Simon Kelly inInventing Impressionism: Paul Durand-Ruel and the Modern Art Market. Ed. Sylvie Patry. Exh. cat., Musée du Luxembourg, Paris. London, 2015, pp. 68, 74, 274 nn. 33, 37, fig. 47 (color) [French ed., "Paul Durand-Ruel: le Pari de l'Impressionnisme," Paris, 2014, pp. 54–55, 58, 218 nn. 33, 37, fig. 35 (color)], goes into detail about the partial ownership relationships for this painting among Paul Durand-Ruel, Hector Brame, and Jules Feder (but see Durand-Ruel 1911–12, pp. 167, 210–11 and collection sale "d'un amateur," Hôtel Drouot, Paris, February 24, 1881, no. 52 regarding both these relationships and end date for Feder's involvement and beginning of Edwards'); suggests a religious motivation for Durand-Ruel's purchase of the painting for his own collection.

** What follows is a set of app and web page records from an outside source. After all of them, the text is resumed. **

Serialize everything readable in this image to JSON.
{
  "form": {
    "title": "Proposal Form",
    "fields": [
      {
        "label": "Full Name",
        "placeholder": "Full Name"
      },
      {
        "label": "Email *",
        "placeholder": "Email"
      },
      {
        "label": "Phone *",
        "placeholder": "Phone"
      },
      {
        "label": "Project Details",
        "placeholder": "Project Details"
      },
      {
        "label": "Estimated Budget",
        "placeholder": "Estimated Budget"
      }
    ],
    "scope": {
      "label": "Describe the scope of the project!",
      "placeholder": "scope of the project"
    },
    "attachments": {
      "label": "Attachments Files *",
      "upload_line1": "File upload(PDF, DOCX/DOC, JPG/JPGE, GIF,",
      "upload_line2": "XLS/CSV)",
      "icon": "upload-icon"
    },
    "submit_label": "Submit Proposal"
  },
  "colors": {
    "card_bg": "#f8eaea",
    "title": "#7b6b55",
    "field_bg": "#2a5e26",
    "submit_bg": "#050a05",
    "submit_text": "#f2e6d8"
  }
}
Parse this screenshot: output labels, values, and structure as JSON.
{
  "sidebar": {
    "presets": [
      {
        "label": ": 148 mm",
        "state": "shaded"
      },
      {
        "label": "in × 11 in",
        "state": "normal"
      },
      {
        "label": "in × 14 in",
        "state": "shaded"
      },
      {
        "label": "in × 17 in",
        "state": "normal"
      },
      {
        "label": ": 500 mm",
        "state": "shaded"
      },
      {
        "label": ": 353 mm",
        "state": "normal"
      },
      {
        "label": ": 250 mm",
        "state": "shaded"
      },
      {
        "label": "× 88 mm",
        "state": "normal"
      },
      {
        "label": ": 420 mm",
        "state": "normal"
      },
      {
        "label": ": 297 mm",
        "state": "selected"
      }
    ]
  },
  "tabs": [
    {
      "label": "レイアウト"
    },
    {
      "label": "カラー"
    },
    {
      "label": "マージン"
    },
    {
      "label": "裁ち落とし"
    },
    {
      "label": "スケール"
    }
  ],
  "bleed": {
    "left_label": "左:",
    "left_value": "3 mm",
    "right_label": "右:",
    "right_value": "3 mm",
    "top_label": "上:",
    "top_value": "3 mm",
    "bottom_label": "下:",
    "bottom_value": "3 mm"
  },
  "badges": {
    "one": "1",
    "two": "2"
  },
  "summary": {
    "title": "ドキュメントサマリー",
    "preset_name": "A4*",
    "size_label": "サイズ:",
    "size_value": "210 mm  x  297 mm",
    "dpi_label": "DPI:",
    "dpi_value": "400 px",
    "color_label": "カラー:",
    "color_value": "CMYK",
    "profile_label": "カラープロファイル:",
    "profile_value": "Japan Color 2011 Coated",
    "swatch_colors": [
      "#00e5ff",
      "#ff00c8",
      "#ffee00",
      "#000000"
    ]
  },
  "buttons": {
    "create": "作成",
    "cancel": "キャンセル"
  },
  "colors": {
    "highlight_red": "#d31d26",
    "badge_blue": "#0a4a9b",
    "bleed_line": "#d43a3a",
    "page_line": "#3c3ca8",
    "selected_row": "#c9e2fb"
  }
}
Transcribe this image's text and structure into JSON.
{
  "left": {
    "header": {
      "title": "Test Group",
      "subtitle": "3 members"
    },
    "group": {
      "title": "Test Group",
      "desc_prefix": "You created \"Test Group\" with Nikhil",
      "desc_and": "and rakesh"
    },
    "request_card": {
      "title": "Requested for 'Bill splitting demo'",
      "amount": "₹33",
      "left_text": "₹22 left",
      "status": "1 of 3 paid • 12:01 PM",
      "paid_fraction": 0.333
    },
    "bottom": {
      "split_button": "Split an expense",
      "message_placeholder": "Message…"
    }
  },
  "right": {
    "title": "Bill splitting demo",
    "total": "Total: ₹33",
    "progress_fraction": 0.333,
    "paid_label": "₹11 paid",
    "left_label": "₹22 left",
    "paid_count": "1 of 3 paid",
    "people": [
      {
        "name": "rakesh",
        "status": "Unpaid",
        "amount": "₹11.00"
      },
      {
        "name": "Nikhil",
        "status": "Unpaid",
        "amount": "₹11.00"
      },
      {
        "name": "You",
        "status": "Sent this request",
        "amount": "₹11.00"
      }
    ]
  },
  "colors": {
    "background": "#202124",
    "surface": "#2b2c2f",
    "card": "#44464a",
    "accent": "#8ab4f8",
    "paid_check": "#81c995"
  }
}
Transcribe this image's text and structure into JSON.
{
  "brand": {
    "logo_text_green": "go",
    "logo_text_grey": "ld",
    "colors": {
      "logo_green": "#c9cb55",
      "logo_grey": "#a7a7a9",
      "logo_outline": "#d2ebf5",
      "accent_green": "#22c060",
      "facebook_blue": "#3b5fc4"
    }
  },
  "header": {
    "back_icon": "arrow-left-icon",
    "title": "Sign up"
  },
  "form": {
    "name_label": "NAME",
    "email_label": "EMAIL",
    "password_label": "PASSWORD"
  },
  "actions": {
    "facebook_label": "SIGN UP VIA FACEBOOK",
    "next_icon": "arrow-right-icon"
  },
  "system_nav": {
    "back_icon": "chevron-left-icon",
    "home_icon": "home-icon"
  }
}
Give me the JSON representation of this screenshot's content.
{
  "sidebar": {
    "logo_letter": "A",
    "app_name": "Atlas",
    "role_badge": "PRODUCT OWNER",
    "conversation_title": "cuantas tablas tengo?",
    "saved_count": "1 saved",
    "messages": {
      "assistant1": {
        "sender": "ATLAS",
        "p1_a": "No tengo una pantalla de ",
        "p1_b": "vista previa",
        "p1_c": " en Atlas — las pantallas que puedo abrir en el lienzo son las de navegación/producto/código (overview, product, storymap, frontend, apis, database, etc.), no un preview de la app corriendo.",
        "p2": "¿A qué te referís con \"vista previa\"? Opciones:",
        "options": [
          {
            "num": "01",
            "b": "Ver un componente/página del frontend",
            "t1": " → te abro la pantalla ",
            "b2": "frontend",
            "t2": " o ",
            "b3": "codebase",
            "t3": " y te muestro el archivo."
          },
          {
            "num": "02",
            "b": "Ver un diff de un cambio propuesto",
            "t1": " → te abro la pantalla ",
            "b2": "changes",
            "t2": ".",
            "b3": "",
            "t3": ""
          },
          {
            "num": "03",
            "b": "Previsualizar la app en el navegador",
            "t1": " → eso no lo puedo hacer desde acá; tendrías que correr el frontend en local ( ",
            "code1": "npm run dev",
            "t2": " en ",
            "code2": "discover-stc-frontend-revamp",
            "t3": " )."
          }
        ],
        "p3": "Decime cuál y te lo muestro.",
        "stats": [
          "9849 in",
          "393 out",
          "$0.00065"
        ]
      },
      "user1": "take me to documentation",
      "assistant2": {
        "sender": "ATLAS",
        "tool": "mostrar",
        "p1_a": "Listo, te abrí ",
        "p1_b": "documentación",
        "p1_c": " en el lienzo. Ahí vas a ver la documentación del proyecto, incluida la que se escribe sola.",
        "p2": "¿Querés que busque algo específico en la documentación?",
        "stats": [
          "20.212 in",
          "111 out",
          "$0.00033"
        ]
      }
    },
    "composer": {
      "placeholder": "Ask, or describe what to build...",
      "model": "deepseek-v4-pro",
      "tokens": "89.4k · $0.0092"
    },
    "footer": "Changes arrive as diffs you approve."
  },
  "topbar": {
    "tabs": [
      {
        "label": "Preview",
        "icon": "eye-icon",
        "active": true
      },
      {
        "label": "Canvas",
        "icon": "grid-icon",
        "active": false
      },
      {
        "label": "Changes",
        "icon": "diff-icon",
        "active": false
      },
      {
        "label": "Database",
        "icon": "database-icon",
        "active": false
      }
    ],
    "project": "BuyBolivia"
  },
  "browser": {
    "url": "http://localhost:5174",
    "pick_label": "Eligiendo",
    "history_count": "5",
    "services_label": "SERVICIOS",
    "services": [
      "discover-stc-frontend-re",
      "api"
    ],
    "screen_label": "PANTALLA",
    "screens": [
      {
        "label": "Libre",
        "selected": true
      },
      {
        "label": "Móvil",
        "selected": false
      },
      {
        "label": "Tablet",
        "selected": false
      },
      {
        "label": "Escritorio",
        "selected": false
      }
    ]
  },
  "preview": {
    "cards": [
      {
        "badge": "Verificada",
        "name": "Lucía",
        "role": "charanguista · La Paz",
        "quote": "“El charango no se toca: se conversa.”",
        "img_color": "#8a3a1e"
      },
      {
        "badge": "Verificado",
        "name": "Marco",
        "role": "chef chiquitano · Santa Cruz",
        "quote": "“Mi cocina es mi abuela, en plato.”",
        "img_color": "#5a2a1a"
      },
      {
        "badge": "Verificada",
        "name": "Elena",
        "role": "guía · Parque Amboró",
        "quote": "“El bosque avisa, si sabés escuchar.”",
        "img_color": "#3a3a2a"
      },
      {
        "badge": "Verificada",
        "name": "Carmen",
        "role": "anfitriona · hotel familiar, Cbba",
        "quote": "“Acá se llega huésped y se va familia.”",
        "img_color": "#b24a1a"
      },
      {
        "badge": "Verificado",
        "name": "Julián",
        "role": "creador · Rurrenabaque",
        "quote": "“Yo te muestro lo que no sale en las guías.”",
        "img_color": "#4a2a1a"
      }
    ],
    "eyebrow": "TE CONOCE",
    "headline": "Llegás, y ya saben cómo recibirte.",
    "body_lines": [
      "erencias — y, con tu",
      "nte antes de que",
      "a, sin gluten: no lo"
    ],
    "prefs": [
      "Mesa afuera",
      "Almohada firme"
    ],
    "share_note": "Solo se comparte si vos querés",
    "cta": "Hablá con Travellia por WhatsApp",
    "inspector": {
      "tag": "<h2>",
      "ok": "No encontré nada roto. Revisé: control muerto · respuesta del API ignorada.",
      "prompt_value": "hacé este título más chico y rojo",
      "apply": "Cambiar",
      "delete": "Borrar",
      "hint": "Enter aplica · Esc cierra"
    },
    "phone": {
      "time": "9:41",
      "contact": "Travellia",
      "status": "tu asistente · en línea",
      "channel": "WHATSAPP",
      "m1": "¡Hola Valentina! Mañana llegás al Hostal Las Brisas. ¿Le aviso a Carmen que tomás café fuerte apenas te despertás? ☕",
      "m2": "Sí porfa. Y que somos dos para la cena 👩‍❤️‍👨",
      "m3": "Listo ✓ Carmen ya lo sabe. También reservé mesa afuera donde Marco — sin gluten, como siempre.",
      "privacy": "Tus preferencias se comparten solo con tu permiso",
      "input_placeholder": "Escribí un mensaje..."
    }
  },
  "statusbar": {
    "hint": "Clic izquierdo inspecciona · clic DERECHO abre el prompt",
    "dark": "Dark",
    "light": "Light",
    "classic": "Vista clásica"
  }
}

Michael Gallagher inUnfinished: Thoughts Left Visible. Exh. cat., The Metropolitan Museum of Art [The Met Breuer]. New York, 2016, pp. 42, 45–46, 265 nn. 6, 7, fig. 5 and ill. p. 42 (color, overall and detail), discusses the history of conservators' treatments of it.
Several studies exist for this composition, including a charcoal drawing in the Musée du Louvre, Paris, and two oil sketches (one sold at Salle Rossini, Paris, March 31, 2004, no. 214, and the other, formerly collection Lord Kenneth Clark, London; Schulman 1999, nos. 373 and 377). There is an engraving by Brunet-Debaines (see Silvestre 1873).
This is one of the Rousseau's three largest canvases; the other two are essentially the same size. Descent of the Cattle in the Jura, 1834–35, in the Mesdag Museum, The Hague, inv. 286 (Schulman 1999, no. 168), measures 102 x 63 3/4 in. (259 x 162 cm). A version of Descent of the Cattle, 1835–36, in the Musée de Picardie, Amiens, inv. 4371 (Schulman 1999, no. 170), measures 101 7/8 x 65 3/8 in. (258.8 x 166 cm).